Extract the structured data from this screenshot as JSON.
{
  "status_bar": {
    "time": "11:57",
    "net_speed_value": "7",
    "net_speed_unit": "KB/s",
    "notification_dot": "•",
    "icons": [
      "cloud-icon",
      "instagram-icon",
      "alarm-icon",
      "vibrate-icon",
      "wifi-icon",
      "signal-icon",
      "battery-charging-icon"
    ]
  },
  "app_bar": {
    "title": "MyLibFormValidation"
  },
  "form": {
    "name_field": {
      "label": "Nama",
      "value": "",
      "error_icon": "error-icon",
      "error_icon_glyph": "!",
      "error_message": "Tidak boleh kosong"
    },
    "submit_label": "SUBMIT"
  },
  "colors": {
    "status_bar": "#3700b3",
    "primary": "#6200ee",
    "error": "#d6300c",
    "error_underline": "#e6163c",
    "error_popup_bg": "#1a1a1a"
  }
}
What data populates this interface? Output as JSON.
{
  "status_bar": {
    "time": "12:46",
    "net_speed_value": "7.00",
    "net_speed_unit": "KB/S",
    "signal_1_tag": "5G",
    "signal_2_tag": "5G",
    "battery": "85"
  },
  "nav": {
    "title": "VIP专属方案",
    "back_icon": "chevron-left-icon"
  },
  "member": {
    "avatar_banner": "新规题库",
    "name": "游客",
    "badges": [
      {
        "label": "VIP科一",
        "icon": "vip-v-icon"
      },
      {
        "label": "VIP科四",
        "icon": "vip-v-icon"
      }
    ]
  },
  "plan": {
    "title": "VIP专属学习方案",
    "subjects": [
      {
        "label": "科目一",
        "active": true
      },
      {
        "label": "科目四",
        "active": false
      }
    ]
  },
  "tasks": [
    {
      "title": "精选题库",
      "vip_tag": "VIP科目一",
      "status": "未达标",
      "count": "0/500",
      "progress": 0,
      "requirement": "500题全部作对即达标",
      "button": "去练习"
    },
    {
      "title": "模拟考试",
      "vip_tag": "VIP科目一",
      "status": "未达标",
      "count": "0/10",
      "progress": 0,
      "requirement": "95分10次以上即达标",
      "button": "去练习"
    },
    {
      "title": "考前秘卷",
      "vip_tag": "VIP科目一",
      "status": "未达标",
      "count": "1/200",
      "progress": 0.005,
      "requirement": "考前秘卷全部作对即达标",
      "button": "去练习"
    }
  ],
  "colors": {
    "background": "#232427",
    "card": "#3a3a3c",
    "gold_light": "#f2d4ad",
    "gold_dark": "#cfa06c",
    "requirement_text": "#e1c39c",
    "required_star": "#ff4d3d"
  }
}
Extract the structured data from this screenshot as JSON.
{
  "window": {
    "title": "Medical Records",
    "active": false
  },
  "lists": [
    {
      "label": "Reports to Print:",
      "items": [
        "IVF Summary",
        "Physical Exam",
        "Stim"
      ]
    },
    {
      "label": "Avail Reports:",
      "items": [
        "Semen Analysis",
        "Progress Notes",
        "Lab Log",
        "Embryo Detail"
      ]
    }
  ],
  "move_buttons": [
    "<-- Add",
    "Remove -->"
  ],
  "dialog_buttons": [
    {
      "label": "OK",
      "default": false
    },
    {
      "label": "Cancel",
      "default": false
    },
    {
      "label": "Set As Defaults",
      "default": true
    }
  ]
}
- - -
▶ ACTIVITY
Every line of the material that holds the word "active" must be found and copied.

▶ RESULT
        "active": true
        "active": false
    "active": false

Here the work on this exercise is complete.